Margit Hornof - One of the best experts on this subject based on the ideXlab platform.

  • IntraVaginal drug delivery systems
    American Journal of Drug Delivery, 2003
    Co-Authors: Andreas Bernkop-schnürch, Margit Hornof
    Abstract:

    Within recent years the level of interest in both local and systemic Vaginal drug delivery systems has increased considerably. The Vagina offers numerous advantages as a site for drug delivery, such as convenient access, prolonged retention of formulations, a great permeation area, high vascularization, relatively low enzymatic activity, and the avoidance of first-pass metabolism. The development of novel products for female health, comprising therapeutic substances such as peptides, proteins, antigens, or antisense oligonucleotides, necessitates the design of high performance intraVaginal drug delivery systems. In the case of local treatment, it is challenging to design delivery systems providing high drug concentrations in the Vagina for a prolonged period of time, while in the case of systemic treatment, the major challenge is to gain high drug bioavailabilities. On the basis of knowledge of the relevant anatomical and physiologic features of the Vagina, and on the fate of Vaginal drug delivery systems after application, various auxiliary agents have been developed for Vaginal use. They include permeation enhancers, such as bile salts, benzalkonium chloride, or palmitoylcarnitine chloride, solubility-enhancing agents, such as cyclodextrins, and enzyme inhibitors such as glycocholate, aprotinin or edetic acid (EDTA). Furthermore, multifunctional polymers exhibiting bioadhesive and/or in situ gelling properties, such as thiolated polyacrylates and poloxamer, represent useful tools for the design of Vaginal drug delivery systems. Dosage forms comprising such auxiliary agents include Vaginal tablets, inserts, microparticles, Vaginal rings, suppositories/pessaries, hydrogels, creams, and liquid formulations. Vaginal administration of drugs, which are specifically used for the treatment of osteoporosis, hormone replacement therapy, contraception, infections, infertility, and other female-related conditions, is a feasible alternative to oral or parenteral administration.

Justin Hanes - One of the best experts on this subject based on the ideXlab platform.

  • nanoparticle based drug delivery to the Vagina a review
    Journal of Controlled Release, 2014
    Co-Authors: Laura M Ensign, Richard A Cone, Justin Hanes
    Abstract:

    Vaginal drug administration can improve prophylaxis and treatment of many conditions affecting the female reproductive tract, including sexually transmitted diseases, fungal and bacterial infections, and cancer.

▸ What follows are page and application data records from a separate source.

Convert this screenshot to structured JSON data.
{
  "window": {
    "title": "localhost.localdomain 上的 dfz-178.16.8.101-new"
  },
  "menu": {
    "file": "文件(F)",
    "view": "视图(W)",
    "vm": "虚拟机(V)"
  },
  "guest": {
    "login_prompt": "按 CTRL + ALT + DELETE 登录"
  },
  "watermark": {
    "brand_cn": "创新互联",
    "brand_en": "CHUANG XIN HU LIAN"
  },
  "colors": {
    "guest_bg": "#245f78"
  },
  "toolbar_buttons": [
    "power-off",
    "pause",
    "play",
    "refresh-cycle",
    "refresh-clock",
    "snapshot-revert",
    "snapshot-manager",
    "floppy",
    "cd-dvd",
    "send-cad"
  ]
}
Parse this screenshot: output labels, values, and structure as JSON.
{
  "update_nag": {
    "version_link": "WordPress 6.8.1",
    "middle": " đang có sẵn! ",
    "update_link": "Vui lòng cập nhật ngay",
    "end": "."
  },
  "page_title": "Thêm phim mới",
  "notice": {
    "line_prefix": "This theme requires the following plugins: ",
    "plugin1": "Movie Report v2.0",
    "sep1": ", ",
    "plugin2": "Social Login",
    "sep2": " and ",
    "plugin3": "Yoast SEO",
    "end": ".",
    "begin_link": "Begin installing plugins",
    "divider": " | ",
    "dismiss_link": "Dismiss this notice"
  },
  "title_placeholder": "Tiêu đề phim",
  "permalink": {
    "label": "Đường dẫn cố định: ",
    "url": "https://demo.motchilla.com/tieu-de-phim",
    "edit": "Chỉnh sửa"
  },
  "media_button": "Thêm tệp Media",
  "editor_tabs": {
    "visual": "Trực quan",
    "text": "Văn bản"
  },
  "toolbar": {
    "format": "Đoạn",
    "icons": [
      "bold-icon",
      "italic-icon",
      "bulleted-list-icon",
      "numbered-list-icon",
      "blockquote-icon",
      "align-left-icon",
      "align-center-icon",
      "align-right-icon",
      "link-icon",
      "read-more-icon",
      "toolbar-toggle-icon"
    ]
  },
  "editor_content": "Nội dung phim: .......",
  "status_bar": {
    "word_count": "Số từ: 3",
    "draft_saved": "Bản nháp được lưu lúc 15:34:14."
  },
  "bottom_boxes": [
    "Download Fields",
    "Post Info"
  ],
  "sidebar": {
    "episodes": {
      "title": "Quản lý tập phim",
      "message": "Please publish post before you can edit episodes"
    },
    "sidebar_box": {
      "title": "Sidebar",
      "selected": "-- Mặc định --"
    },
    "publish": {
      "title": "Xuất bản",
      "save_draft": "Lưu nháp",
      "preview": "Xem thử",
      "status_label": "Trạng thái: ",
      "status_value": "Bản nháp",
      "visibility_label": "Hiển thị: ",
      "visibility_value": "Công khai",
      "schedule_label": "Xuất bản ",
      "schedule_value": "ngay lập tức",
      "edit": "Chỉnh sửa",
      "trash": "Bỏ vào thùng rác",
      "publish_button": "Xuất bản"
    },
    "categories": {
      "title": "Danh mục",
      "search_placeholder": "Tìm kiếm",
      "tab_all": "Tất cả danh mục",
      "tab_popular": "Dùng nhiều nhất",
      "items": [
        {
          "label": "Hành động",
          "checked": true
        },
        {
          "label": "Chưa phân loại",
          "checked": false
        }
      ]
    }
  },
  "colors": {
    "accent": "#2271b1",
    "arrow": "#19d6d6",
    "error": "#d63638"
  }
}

However, achieving sustained local drug concentrations in the Vagina can be challenging, due to the high permeability of the Vaginal epithelium and expulsion of conventional soluble drug dosage forms. Nanoparticle-based drug delivery platforms have received considerable attention for Vaginal drug delivery, as nanoparticles can provide sustained release, cellular targeting, and even intrinsic antimicrobial or adjuvant properties that can improve the potency and/or efficacy of prophylactic and therapeutic modalities. Here, we review the use of polymeric nanoparticles, liposomes, dendrimers, and inorganic nanoparticles for Vaginal drug delivery. Although most of the work toward nanoparticle-based drug delivery in the Vagina has been focused on HIV prevention, strategies for treatment and prevention of other sexually transmitted infections, treatment for reproductive tract cancer, and treatment of fungal and bacterial infections are also highlighted.